Six cases of the infection have been reported since the beginning of July, with two new cases in Pembrokeshire in the last week.
The new cases – one probable and one confirmed – are in addition to four cases previously reported in Swansea, Neath Port Talbot and Powys.
All cases have links to festivals in England, leading Public Health Wales to urge people not to attend big events without checking they and their children are up to date with MMR vaccination.
Sion Lingard, Consultant in Health Protection for Public Health Wales, said: “After not seeing cases of measles in Wales for some time, we’re concerned at six cases being reported in just over a month. It is important that those that have not received two doses of the MMR vaccine get vaccinated so that they are protected from this preventable disease.
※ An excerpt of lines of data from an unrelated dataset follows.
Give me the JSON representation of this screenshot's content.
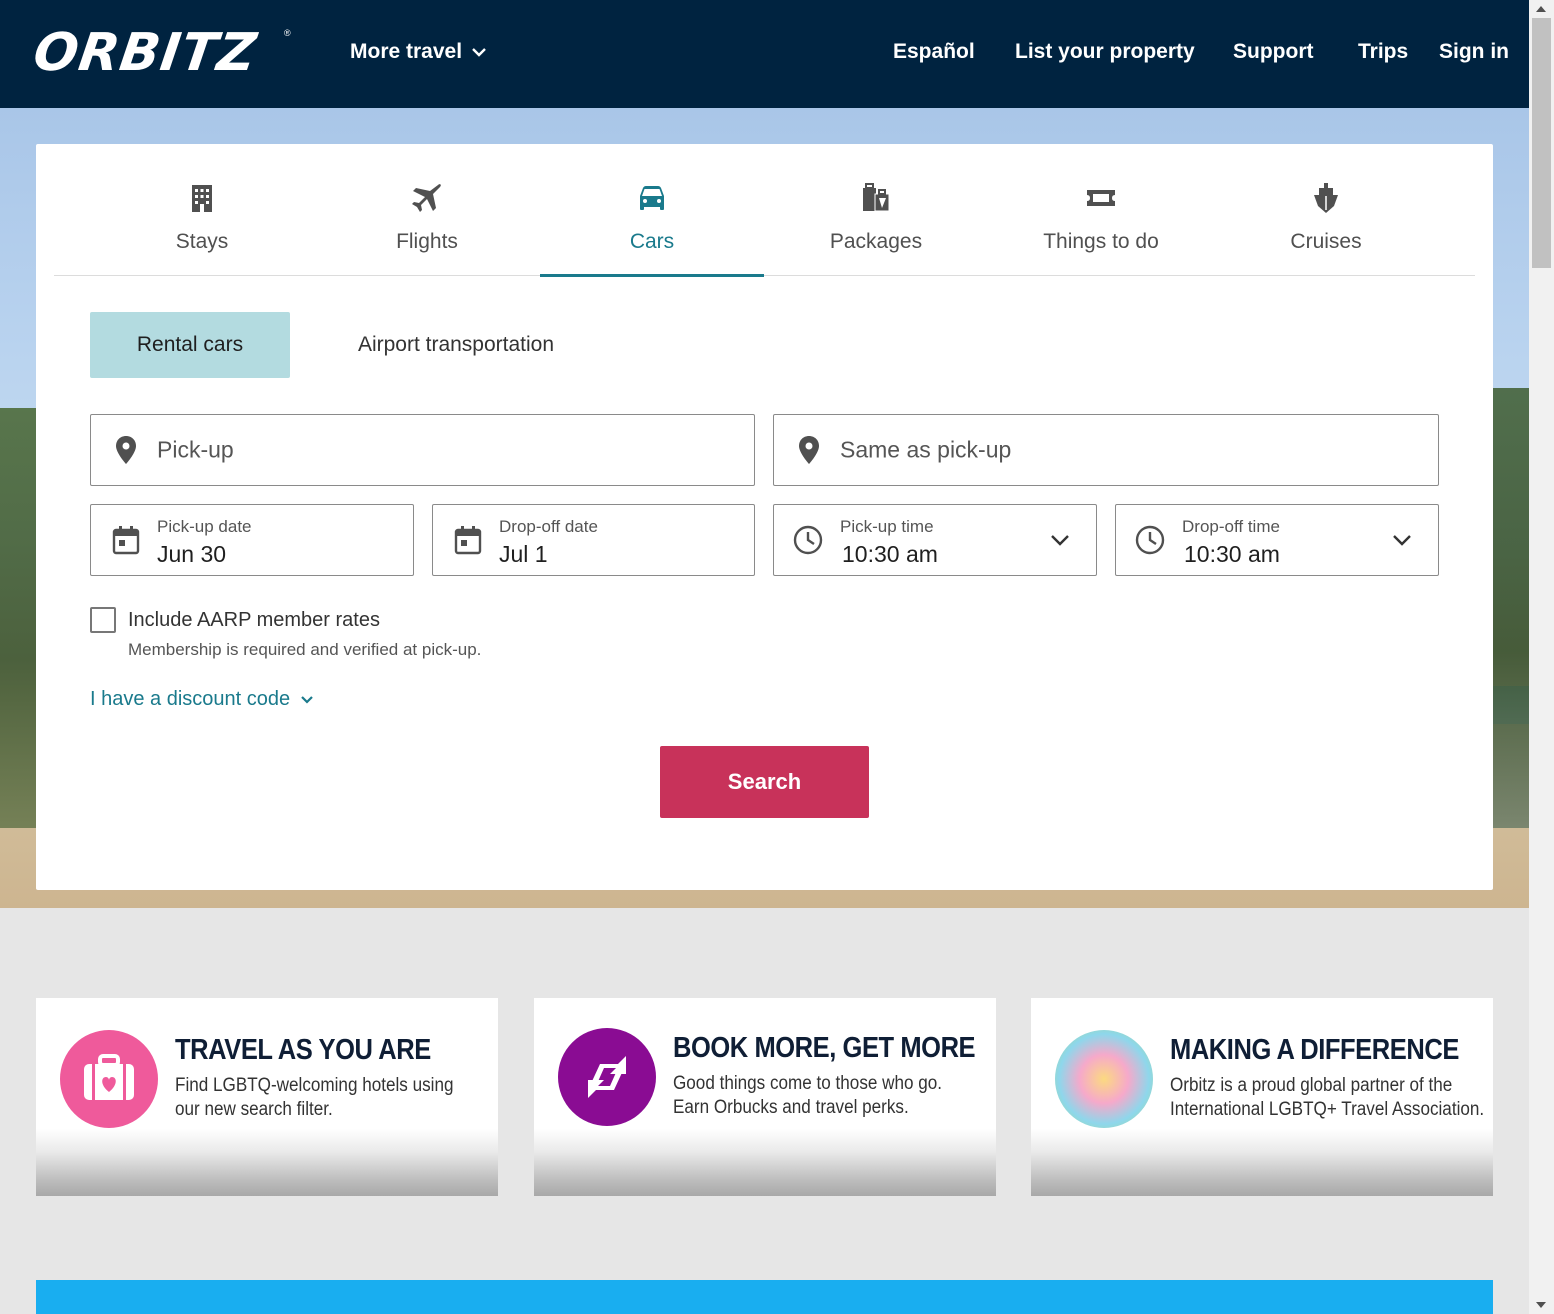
{
  "header": {
    "logo": "ORBITZ",
    "more_travel": "More travel",
    "nav": [
      "Español",
      "List your property",
      "Support",
      "Trips",
      "Sign in"
    ]
  },
  "tabs": [
    {
      "label": "Stays",
      "icon": "building-icon"
    },
    {
      "label": "Flights",
      "icon": "airplane-icon"
    },
    {
      "label": "Cars",
      "icon": "car-icon"
    },
    {
      "label": "Packages",
      "icon": "luggage-icon"
    },
    {
      "label": "Things to do",
      "icon": "ticket-icon"
    },
    {
      "label": "Cruises",
      "icon": "ship-icon"
    }
  ],
  "active_tab": "Cars",
  "subtabs": {
    "rental": "Rental cars",
    "airport": "Airport transportation"
  },
  "form": {
    "pickup_placeholder": "Pick-up",
    "dropoff_placeholder": "Same as pick-up",
    "pickup_date_label": "Pick-up date",
    "pickup_date": "Jun 30",
    "dropoff_date_label": "Drop-off date",
    "dropoff_date": "Jul 1",
    "pickup_time_label": "Pick-up time",
    "pickup_time": "10:30 am",
    "dropoff_time_label": "Drop-off time",
    "dropoff_time": "10:30 am",
    "aarp_label": "Include AARP member rates",
    "aarp_note": "Membership is required and verified at pick-up.",
    "discount": "I have a discount code",
    "search": "Search"
  },
  "promos": [
    {
      "title": "TRAVEL AS YOU ARE",
      "line1": "Find LGBTQ-welcoming hotels using",
      "line2": "our new search filter.",
      "color": "#ef5a9b"
    },
    {
      "title": "BOOK MORE, GET MORE",
      "line1": "Good things come to those who go.",
      "line2": "Earn Orbucks and travel perks.",
      "color": "#8a0c93"
    },
    {
      "title": "MAKING A DIFFERENCE",
      "line1": "Orbitz is a proud global partner of the",
      "line2": "International LGBTQ+ Travel Association.",
      "color": "#e8a8c8"
    }
  ],
  "colors": {
    "header": "#002340",
    "accent": "#1a7a8c",
    "search": "#c8325a",
    "subtab_active": "#b3dbe0"
  }
}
“People who are not vaccinated not only risk catching measles themselves, but could also pass it to babies too young to have received MMR and who are at risk of serious complications.
“Anyone who has a rash that could be measles is urged not to attend events where unvaccinated people could be present, but to seek advice from their GP. Do not attend A&E or your GP surgery without calling first as if you do have measles, you could pass it to others in the waiting room.”
Measles is a serious and highly contagious viral disease that can cause complications and can even prove fatal. The illness starts with cold or flu-like symptoms, followed by a rash after 2-4 days.
Crowds of people provide the perfect environment for infectious diseases like measles to circulate, but two doses of the safe and effective MMR vaccine offers protection.
Many people who catch measles will have a fever, cough, red eyes, and blocked nose and feel generally unwell. The blotchy rash appears a few days later beginning on the face and spreading downwards to the rest of the body over several days.
If you have not received two doses of MMR and attend large events where hundreds of people are present, you are at risk of contracting measles. People around you may not have any symptoms, but could still be infectious.
Vaccination is free on the NHS by arranging an appointment with your GP, and it’s never too late to catch up on missed doses.
Children should receive their first dose of the vaccine at 12 months of age and the second at around three years and four years of age, but older children and adults can receive the vaccination at any time.